- TASK STATEMENT
Omitting the pictures, print every line below exactly as it stands.

- SUPPLIED ENTRIES
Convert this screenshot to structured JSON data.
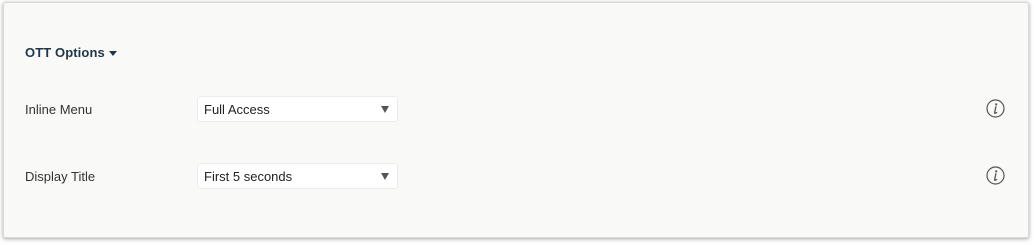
{
  "section": {
    "title": "OTT Options",
    "expand_icon": "caret-down-icon"
  },
  "rows": [
    {
      "label": "Inline Menu",
      "value": "Full Access",
      "dropdown_icon": "triangle-down-icon",
      "info_icon": "info-icon"
    },
    {
      "label": "Display Title",
      "value": "First 5 seconds",
      "dropdown_icon": "triangle-down-icon",
      "info_icon": "info-icon"
    }
  ],
  "colors": {
    "panel_background": "#f9f9f7",
    "title_text": "#1f3548",
    "label_text": "#333333"
  }
}
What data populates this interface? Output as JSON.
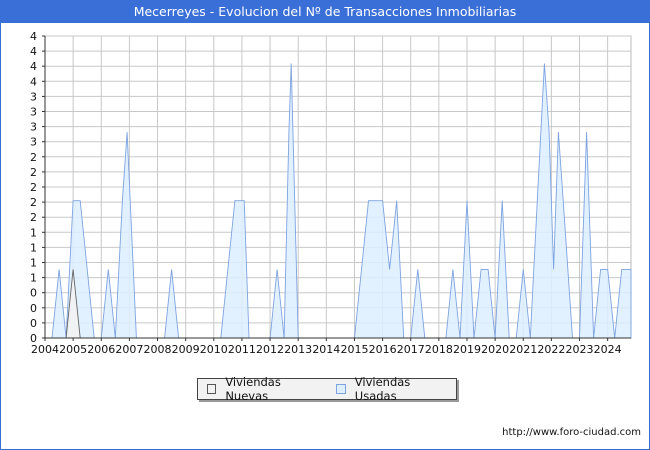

- SOLVED EXERCISE
Convert this screenshot to structured JSON data.
{
  "section": {
    "title": "OTT Options",
    "expand_icon": "caret-down-icon"
  },
  "rows": [
    {
      "label": "Inline Menu",
      "value": "Full Access",
      "dropdown_icon": "triangle-down-icon",
      "info_icon": "info-icon"
    },
    {
      "label": "Display Title",
      "value": "First 5 seconds",
      "dropdown_icon": "triangle-down-icon",
      "info_icon": "info-icon"
    }
  ],
  "colors": {
    "panel_background": "#f9f9f7",
    "title_text": "#1f3548",
    "label_text": "#333333"
  }
}
What data populates this interface? Output as JSON.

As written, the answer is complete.